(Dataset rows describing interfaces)

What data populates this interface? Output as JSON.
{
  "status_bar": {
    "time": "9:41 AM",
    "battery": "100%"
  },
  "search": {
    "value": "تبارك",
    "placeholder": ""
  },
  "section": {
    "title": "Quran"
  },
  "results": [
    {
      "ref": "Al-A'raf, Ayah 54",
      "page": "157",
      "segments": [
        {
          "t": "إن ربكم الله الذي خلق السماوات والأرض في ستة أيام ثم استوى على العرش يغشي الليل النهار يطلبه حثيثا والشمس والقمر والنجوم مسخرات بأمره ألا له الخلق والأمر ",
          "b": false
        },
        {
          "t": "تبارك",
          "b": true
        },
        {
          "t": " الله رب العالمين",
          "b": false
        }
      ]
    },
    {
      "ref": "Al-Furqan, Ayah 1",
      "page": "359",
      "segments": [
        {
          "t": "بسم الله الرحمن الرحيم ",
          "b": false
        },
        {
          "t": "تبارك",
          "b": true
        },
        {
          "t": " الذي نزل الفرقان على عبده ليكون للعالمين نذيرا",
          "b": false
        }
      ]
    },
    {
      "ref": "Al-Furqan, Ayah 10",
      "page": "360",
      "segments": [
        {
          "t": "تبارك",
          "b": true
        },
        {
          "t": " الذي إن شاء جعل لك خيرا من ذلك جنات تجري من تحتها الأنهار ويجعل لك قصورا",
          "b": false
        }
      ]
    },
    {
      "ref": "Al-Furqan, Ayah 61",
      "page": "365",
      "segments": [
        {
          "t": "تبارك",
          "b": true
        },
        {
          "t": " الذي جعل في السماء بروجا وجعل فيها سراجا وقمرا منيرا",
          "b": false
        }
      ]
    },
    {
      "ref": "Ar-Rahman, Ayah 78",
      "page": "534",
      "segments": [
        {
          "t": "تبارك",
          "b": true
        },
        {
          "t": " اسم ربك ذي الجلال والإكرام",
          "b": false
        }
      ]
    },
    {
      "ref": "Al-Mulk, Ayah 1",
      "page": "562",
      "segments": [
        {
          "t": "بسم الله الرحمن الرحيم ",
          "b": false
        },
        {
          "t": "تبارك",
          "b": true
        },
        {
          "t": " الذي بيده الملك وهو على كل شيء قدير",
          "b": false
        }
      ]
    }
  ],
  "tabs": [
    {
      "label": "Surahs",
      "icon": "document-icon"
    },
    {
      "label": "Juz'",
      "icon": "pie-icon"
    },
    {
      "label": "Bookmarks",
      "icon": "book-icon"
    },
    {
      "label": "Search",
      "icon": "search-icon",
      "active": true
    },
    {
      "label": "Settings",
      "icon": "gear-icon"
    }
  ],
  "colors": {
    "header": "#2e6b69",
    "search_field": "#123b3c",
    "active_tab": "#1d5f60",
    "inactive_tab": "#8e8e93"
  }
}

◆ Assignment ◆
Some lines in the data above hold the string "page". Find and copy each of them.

◆ Answer to this problem ◆
      "page": "157",
      "page": "359",
      "page": "360",
      "page": "365",
      "page": "534",
      "page": "562",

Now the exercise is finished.